<<<<

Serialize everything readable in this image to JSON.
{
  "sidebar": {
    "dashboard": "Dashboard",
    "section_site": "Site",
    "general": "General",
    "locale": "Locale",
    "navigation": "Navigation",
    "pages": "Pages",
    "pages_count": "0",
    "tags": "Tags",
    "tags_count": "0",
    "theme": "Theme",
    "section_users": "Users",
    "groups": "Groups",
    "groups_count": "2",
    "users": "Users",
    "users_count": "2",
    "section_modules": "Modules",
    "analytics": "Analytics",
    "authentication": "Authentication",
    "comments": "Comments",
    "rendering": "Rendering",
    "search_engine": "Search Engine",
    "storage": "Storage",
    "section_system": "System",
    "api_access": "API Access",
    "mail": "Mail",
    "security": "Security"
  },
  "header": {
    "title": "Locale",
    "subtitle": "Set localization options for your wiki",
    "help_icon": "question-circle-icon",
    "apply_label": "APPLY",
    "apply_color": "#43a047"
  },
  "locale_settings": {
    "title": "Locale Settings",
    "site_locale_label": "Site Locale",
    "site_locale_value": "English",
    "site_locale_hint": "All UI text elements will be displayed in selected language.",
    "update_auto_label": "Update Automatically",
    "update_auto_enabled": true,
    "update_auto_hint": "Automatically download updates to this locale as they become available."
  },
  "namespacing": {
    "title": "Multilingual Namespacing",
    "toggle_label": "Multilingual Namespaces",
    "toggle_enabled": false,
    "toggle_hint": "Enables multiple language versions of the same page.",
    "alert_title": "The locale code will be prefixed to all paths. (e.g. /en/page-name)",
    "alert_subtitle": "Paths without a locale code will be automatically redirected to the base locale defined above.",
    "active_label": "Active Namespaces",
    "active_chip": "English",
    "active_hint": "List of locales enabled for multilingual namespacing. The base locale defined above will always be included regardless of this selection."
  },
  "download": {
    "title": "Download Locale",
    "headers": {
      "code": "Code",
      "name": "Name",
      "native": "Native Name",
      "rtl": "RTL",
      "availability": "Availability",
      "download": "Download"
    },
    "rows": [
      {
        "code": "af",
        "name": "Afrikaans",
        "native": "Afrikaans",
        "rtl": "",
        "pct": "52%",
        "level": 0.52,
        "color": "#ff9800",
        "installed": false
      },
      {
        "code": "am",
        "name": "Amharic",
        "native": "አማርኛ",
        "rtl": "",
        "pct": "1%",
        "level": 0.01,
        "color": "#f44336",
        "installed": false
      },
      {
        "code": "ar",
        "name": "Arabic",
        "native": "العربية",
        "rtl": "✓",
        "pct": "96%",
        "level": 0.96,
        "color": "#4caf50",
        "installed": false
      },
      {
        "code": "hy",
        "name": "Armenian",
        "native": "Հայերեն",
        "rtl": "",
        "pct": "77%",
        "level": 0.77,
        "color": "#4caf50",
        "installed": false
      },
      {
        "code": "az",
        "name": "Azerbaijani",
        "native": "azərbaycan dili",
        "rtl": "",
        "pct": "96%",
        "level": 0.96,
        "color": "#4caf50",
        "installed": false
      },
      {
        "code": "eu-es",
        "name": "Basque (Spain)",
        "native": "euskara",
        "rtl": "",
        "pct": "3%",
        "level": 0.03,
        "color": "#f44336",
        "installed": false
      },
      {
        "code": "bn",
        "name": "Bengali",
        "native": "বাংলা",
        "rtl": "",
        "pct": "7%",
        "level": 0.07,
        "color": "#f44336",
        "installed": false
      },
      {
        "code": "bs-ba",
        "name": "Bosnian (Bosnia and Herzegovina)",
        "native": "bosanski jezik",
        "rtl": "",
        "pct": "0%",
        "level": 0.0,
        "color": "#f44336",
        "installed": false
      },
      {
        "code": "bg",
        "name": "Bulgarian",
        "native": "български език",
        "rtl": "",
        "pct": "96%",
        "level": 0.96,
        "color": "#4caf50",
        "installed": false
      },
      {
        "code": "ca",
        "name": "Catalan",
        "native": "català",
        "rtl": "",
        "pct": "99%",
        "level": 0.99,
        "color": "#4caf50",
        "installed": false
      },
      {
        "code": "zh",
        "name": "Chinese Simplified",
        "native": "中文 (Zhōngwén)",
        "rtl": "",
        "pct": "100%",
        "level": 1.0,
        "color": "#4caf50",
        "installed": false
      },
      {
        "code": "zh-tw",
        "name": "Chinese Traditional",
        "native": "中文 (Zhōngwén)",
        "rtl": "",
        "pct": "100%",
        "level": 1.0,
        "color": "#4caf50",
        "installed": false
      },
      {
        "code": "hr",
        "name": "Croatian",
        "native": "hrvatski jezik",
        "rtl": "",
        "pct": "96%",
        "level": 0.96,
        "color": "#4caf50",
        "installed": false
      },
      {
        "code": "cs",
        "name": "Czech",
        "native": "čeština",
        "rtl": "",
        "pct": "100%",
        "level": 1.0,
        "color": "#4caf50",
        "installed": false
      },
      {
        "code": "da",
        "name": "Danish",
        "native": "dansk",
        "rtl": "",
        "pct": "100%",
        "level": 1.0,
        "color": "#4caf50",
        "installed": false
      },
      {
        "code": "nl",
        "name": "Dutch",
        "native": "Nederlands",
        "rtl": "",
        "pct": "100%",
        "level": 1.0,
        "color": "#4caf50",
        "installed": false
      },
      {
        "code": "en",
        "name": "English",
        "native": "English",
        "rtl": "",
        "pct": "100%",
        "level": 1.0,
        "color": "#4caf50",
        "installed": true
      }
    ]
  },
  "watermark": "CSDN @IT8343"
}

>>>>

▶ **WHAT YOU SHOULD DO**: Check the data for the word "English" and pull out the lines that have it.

▶ **RESULT FOR THIS TASK**:
    "site_locale_value": "English",
    "active_chip": "English",
        "name": "English",
        "native": "English",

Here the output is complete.